A flipped classroom’s most highlighted benefits are student-directed learning and an active classroom. Because the course materials are online, students control how they learn: they can pause or rewind videos, retake tutorials, and re-listen to lectures on their own time. Then, in the classroom, students have the opportunity to apply the concept in real-time assignments. The instructor serves as a “guide on the side,” ready to step in and help the students when they encounter problems.

So how does this look in library instruction?

A librarian interested in teaching a flipped one-shot will need to work closely with the instructor. The flip requires that students come to class prepared, so the librarian and the instructor will need to discuss how the instructional materials will be provided to the students.

Next, the librarian should consider what objectives they want covered and how that information will be conveyed. Although sometimes these items need to be created from scratch, we are actively trying to develop online tutorials and libguides that can be used for flipped classrooms.

Finally, think about how time in the classroom will be used. One of the most popular uses of the flipped model has students conducting research on their topics as the librarian acts as consultant or problem-solver. However, flipping the classroom can be any kind of collaborative, student-led work. For example, in one of her library instruction sessions, Sarah Wenzel implemented an exercise where students worked together to create an annotated bibliography.

Flipping means work (but you have friends)

As with any curriculum design, there are inherent challenges. Instructor buy-in is paramount to a flipped workshop’s success. If the instructor doesn’t ask that students engage with the prepared material before class, the students will be unprepared.

Additionally, creating the instructional videos or materials for a flipped class can be tedious.
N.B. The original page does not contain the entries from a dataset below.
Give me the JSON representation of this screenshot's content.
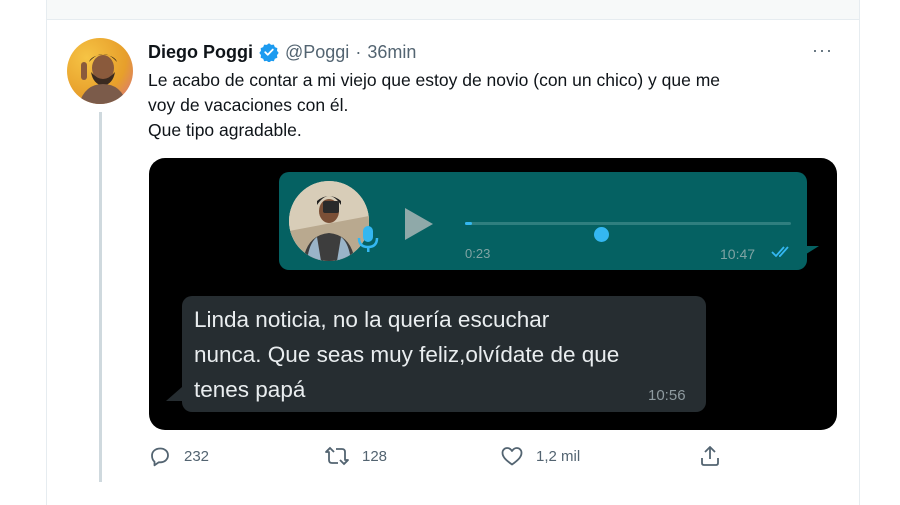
{
  "tweet": {
    "author_name": "Diego Poggi",
    "handle": "@Poggi",
    "separator": "·",
    "time": "36min",
    "more": "···",
    "text_lines": [
      "Le acabo de contar a mi viejo que estoy de novio (con un chico) y que me",
      "voy de vacaciones con él.",
      "Que tipo agradable."
    ]
  },
  "chat": {
    "voice_note": {
      "duration": "0:23",
      "time": "10:47",
      "progress": 0.02
    },
    "reply": {
      "text_lines": [
        "Linda noticia, no la quería escuchar",
        "nunca. Que seas muy feliz,olvídate de que",
        "tenes papá"
      ],
      "time": "10:56"
    }
  },
  "actions": {
    "replies": "232",
    "retweets": "128",
    "likes": "1,2 mil"
  },
  "icons": {
    "verified": "verified-badge-icon",
    "reply": "reply-icon",
    "retweet": "retweet-icon",
    "like": "like-icon",
    "share": "share-icon",
    "play": "play-icon",
    "mic": "microphone-icon",
    "ticks": "double-check-icon"
  },
  "colors": {
    "verified_blue": "#1d9bf0",
    "whatsapp_sent": "#056162",
    "whatsapp_received": "#262d31",
    "progress_blue": "#34b7f1"
  }
}
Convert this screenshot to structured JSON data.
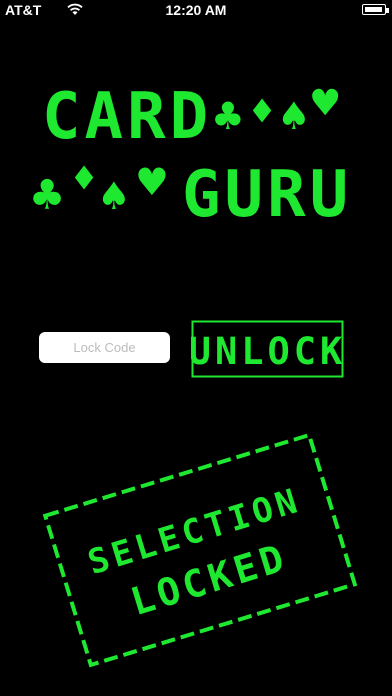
{
  "status_bar": {
    "carrier": "AT&T",
    "time": "12:20 AM"
  },
  "logo": {
    "line1": "CARD",
    "line2": "GURU",
    "suits": [
      "♣",
      "♦",
      "♠",
      "♥"
    ]
  },
  "lock_code": {
    "placeholder": "Lock Code",
    "value": ""
  },
  "unlock_button": {
    "label": "UNLOCK"
  },
  "stamp": {
    "line1": "SELECTION",
    "line2": "LOCKED"
  },
  "colors": {
    "accent": "#1ee82f",
    "background": "#000000"
  }
}
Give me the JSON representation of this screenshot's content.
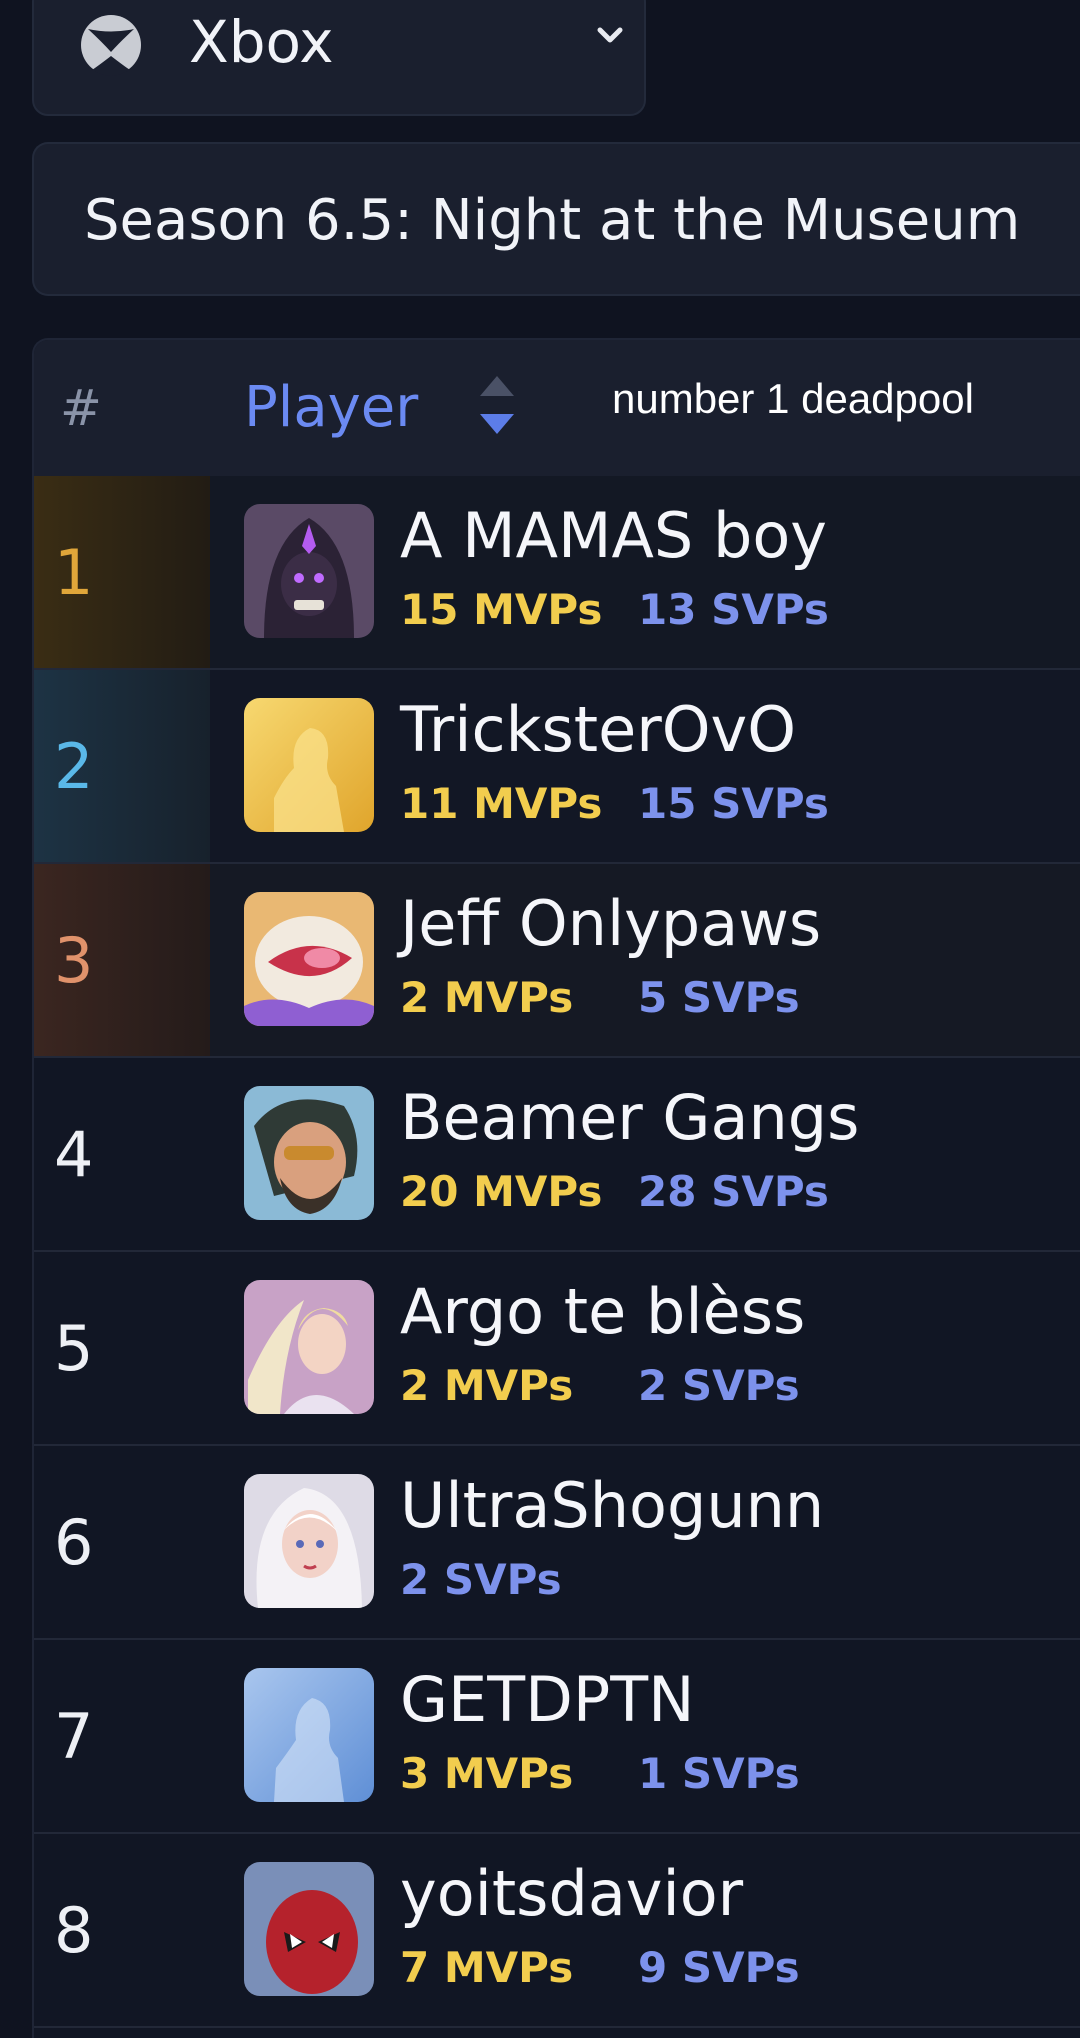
{
  "platform": {
    "label": "Xbox",
    "icon": "xbox-logo-icon"
  },
  "season": {
    "label": "Season 6.5: Night at the Museum"
  },
  "table": {
    "headers": {
      "rank": "#",
      "player": "Player"
    },
    "overlay_text": "number 1 deadpool",
    "rows": [
      {
        "rank": "1",
        "name": "A MAMAS boy",
        "mvps": "15 MVPs",
        "svps": "13 SVPs",
        "avatar": "hooded-hero-avatar"
      },
      {
        "rank": "2",
        "name": "TricksterOvO",
        "mvps": "11 MVPs",
        "svps": "15 SVPs",
        "avatar": "gold-silhouette-avatar"
      },
      {
        "rank": "3",
        "name": "Jeff Onlypaws",
        "mvps": "2 MVPs",
        "svps": "5 SVPs",
        "avatar": "jeff-shark-avatar"
      },
      {
        "rank": "4",
        "name": "Beamer Gangs",
        "mvps": "20 MVPs",
        "svps": "28 SVPs",
        "avatar": "bearded-hero-avatar"
      },
      {
        "rank": "5",
        "name": "Argo te blèss",
        "mvps": "2 MVPs",
        "svps": "2 SVPs",
        "avatar": "winged-heroine-avatar"
      },
      {
        "rank": "6",
        "name": "UltraShogunn",
        "mvps": "",
        "svps": "2 SVPs",
        "avatar": "white-haired-heroine-avatar"
      },
      {
        "rank": "7",
        "name": "GETDPTN",
        "mvps": "3 MVPs",
        "svps": "1 SVPs",
        "avatar": "blue-silhouette-avatar"
      },
      {
        "rank": "8",
        "name": "yoitsdavior",
        "mvps": "7 MVPs",
        "svps": "9 SVPs",
        "avatar": "red-masked-hero-avatar"
      }
    ]
  },
  "colors": {
    "background": "#0f1320",
    "mvp": "#f2cd4e",
    "svp": "#7d92ec",
    "header_accent": "#6b8af2",
    "rank1": "#e0a63a",
    "rank2": "#5ab8e8",
    "rank3": "#e0926b"
  }
}
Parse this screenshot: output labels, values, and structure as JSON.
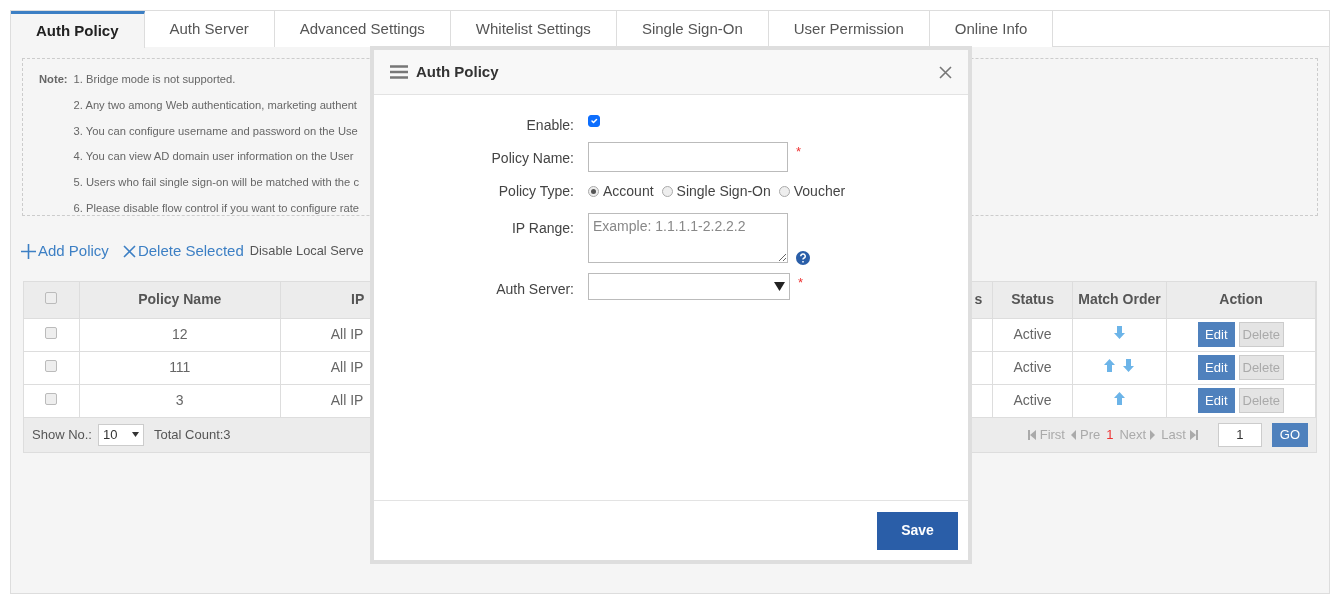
{
  "tabs": [
    {
      "label": "Auth Policy",
      "selected": true
    },
    {
      "label": "Auth Server",
      "selected": false
    },
    {
      "label": "Advanced Settings",
      "selected": false
    },
    {
      "label": "Whitelist Settings",
      "selected": false
    },
    {
      "label": "Single Sign-On",
      "selected": false
    },
    {
      "label": "User Permission",
      "selected": false
    },
    {
      "label": "Online Info",
      "selected": false
    }
  ],
  "note": {
    "label": "Note:",
    "lines": [
      "1. Bridge mode is not supported.",
      "2. Any two among Web authentication, marketing authent",
      "3. You can configure username and password on the Use",
      "4. You can view AD domain user information on the User",
      "5. Users who fail single sign-on will be matched with the c",
      "6. Please disable flow control if you want to configure rate"
    ]
  },
  "toolbar": [
    {
      "kind": "add",
      "label": "Add Policy"
    },
    {
      "kind": "delete",
      "label": "Delete Selected"
    },
    {
      "kind": "text",
      "label": "Disable Local Serve"
    }
  ],
  "table": {
    "header_checked": false,
    "columns": [
      "Policy Name",
      "IP",
      "s",
      "Status",
      "Match Order",
      "Action"
    ],
    "rows": [
      {
        "checked": false,
        "name": "12",
        "ip": "All IP",
        "status": "Active",
        "move_up": false,
        "move_down": true,
        "actions": [
          "Edit",
          "Delete"
        ]
      },
      {
        "checked": false,
        "name": "111",
        "ip": "All IP",
        "status": "Active",
        "move_up": true,
        "move_down": true,
        "actions": [
          "Edit",
          "Delete"
        ]
      },
      {
        "checked": false,
        "name": "3",
        "ip": "All IP",
        "status": "Active",
        "move_up": true,
        "move_down": false,
        "actions": [
          "Edit",
          "Delete"
        ]
      }
    ],
    "footer": {
      "show_label": "Show No.:",
      "show_value": "10",
      "total": "Total Count:3",
      "pager": [
        {
          "label": "First",
          "disabled": true
        },
        {
          "label": "Pre",
          "disabled": true
        },
        {
          "label": "1",
          "current": true
        },
        {
          "label": "Next",
          "disabled": true
        },
        {
          "label": "Last",
          "disabled": true
        }
      ],
      "page_value": "1",
      "go": "GO"
    }
  },
  "modal": {
    "title": "Auth Policy",
    "fields": [
      {
        "kind": "checkbox",
        "label": "Enable:",
        "checked": true
      },
      {
        "kind": "text",
        "label": "Policy Name:",
        "required": true,
        "required_mark": "*"
      },
      {
        "kind": "radio",
        "label": "Policy Type:",
        "options": [
          {
            "label": "Account",
            "selected": true
          },
          {
            "label": "Single Sign-On",
            "selected": false
          },
          {
            "label": "Voucher",
            "selected": false
          }
        ]
      },
      {
        "kind": "textarea",
        "label": "IP Range:",
        "placeholder": "Example: 1.1.1.1-2.2.2.2",
        "help": true
      },
      {
        "kind": "select",
        "label": "Auth Server:",
        "required": true,
        "required_mark": "*"
      }
    ],
    "save": "Save"
  }
}
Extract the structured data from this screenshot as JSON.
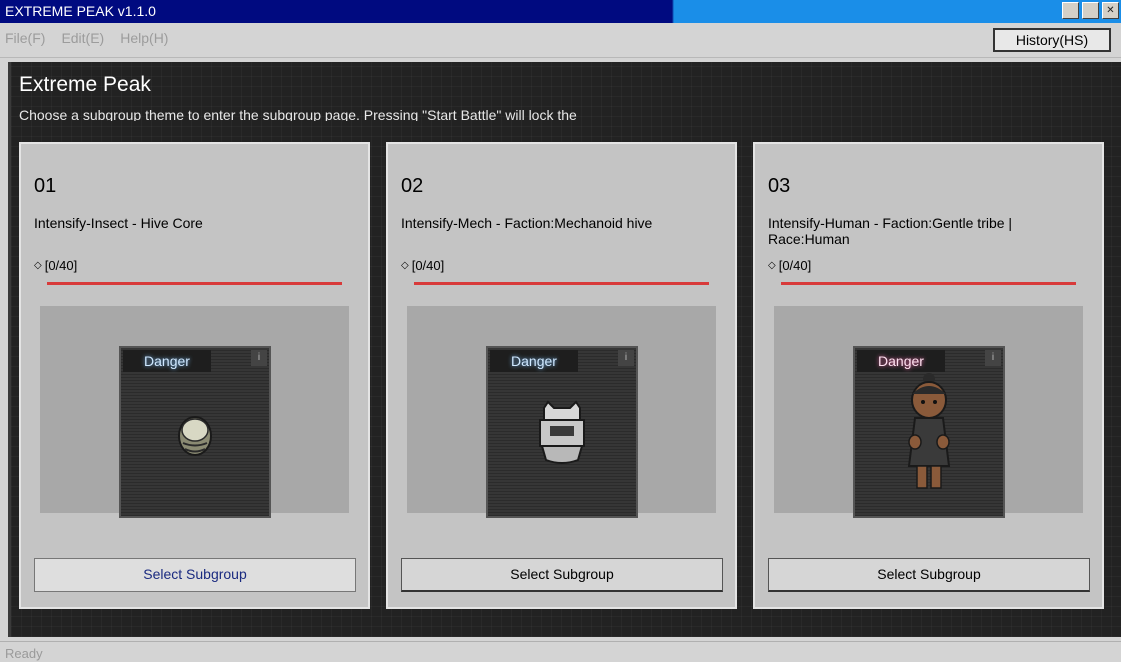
{
  "window": {
    "title": "EXTREME PEAK v1.1.0"
  },
  "menu": {
    "items": [
      "File(F)",
      "Edit(E)",
      "Help(H)"
    ],
    "history_label": "History(HS)"
  },
  "page": {
    "title": "Extreme Peak",
    "description": "Choose a subgroup theme to enter the subgroup page. Pressing \"Start Battle\" will lock the"
  },
  "cards": [
    {
      "number": "01",
      "title": "Intensify-Insect - Hive Core",
      "progress": "[0/40]",
      "tag": "Danger",
      "info": "i",
      "button": "Select Subgroup"
    },
    {
      "number": "02",
      "title": "Intensify-Mech - Faction:Mechanoid hive",
      "progress": "[0/40]",
      "tag": "Danger",
      "info": "i",
      "button": "Select Subgroup"
    },
    {
      "number": "03",
      "title": "Intensify-Human - Faction:Gentle tribe | Race:Human",
      "progress": "[0/40]",
      "tag": "Danger",
      "info": "i",
      "button": "Select Subgroup"
    }
  ],
  "status": {
    "text": "Ready"
  },
  "colors": {
    "title_bar": "#000a80",
    "title_bar_right": "#1a8ee8",
    "progress_line": "#d83a3a",
    "panel": "#2b2b2b"
  }
}
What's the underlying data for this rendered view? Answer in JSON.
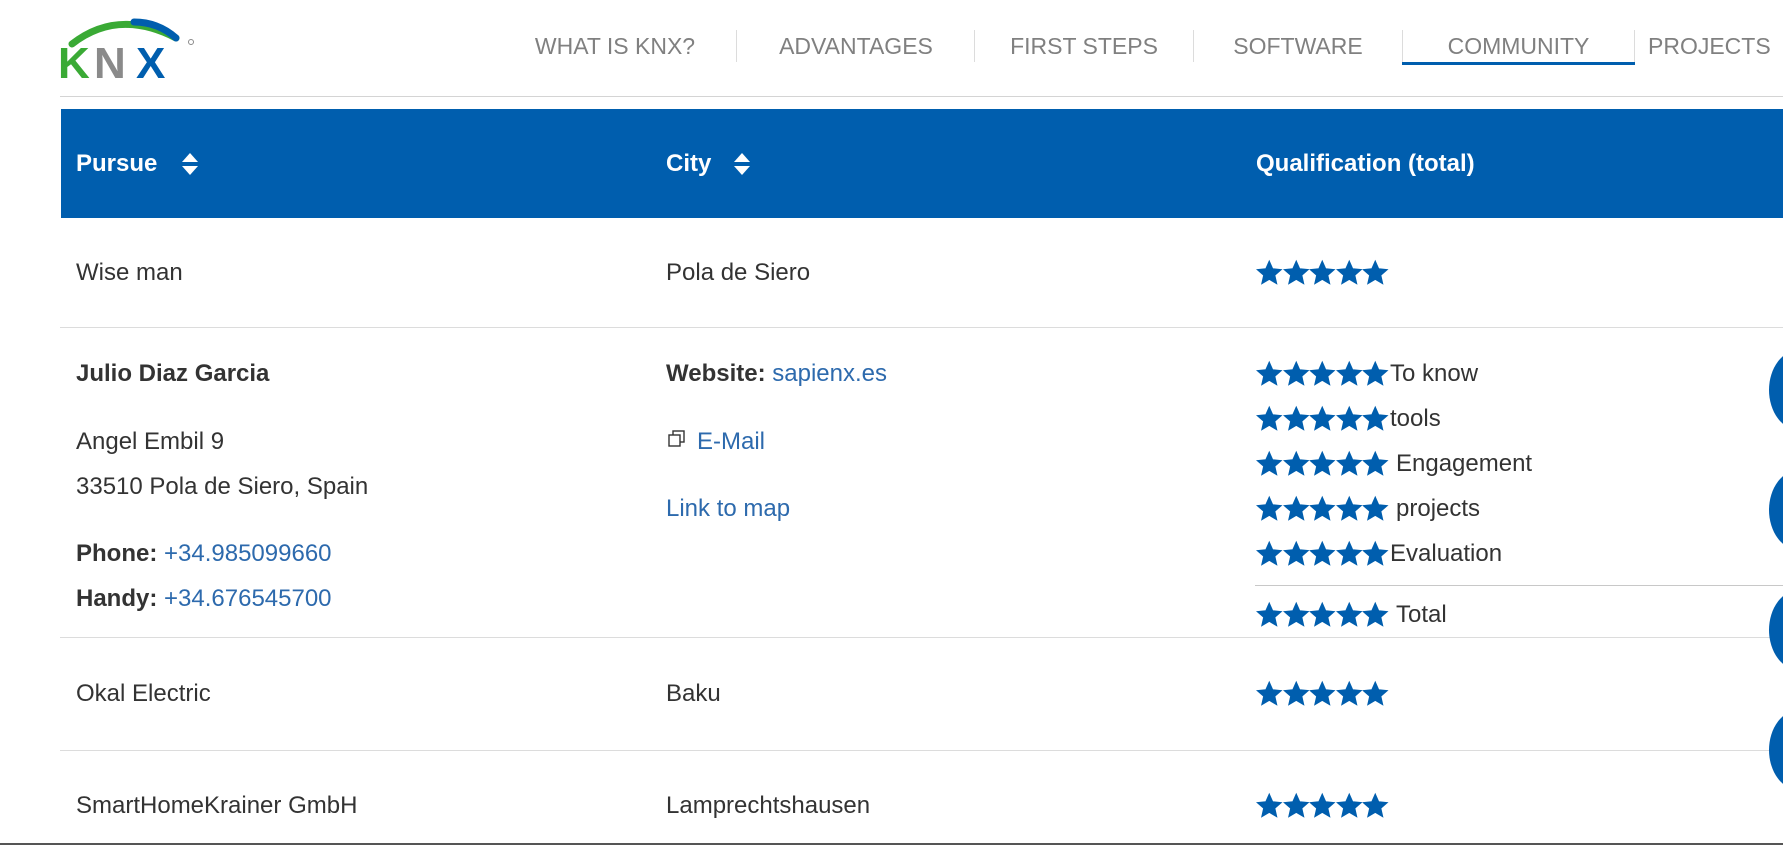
{
  "nav": {
    "items": [
      "WHAT IS KNX?",
      "ADVANTAGES",
      "FIRST STEPS",
      "SOFTWARE",
      "COMMUNITY",
      "PROJECTS"
    ],
    "active": "COMMUNITY"
  },
  "logo": {
    "text": "KNX"
  },
  "table": {
    "headers": {
      "pursue": "Pursue",
      "city": "City",
      "qualification": "Qualification (total)"
    },
    "rows": [
      {
        "name": "Wise man",
        "city": "Pola de Siero",
        "rating": 5
      },
      {
        "name": "Julio Diaz Garcia",
        "street": "Angel Embil 9",
        "postal": "33510 Pola de Siero, Spain",
        "phone_label": "Phone:",
        "phone": "+34.985099660",
        "handy_label": "Handy:",
        "handy": "+34.676545700",
        "website_label": "Website:",
        "website": "sapienx.es",
        "email": "E-Mail",
        "map": "Link to map",
        "ratings": [
          {
            "label": "To know",
            "stars": 5
          },
          {
            "label": "tools",
            "stars": 5
          },
          {
            "label": "Engagement",
            "stars": 5
          },
          {
            "label": "projects",
            "stars": 5
          },
          {
            "label": "Evaluation",
            "stars": 5
          }
        ],
        "total_label": "Total",
        "total_stars": 5
      },
      {
        "name": "Okal Electric",
        "city": "Baku",
        "rating": 5
      },
      {
        "name": "SmartHomeKrainer GmbH",
        "city": "Lamprechtshausen",
        "rating": 5
      }
    ]
  },
  "colors": {
    "brand_blue": "#005eae",
    "link_blue": "#2d6aad",
    "nav_gray": "#808080",
    "logo_green": "#3aaa35",
    "logo_gray": "#8a8a8a"
  },
  "icons": [
    "sort-icon",
    "star-icon",
    "external-link-icon"
  ]
}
While we have a collection of material, sometimes a class will have a unique twist or unusual element that needs to be addressed.

If you wish to learn more about how to flip your classroom, or have new materials developed for a flipped experience, however, you have a couple of great resources (Julie and I!) who would be happy to help.

Further Reading

Seven Things You Should Read About Flipped Classrooms (Educause)

Flipping the Classroom: How Online Resources Enable Pedagogical Innovation (University of Chicago Divinity School)

Creating Digital Media LibGuide (University of Chicago Libraries)

Advice on bringing the ACRL Framework into your teaching

An Indiana library network, PALNI, has published a LibGuide on ACRL’s Framework for Information Literacy for Higher Education.  The guide has a page for each of the six ‘frames,’ defining the frames and mapping them to ACRL’s IL standards.  Additionally, the guides include possible learning objectives as well as suggested activities to incorporate the concepts into the classroom.

Not familiar with the Framework?  Read all about it here.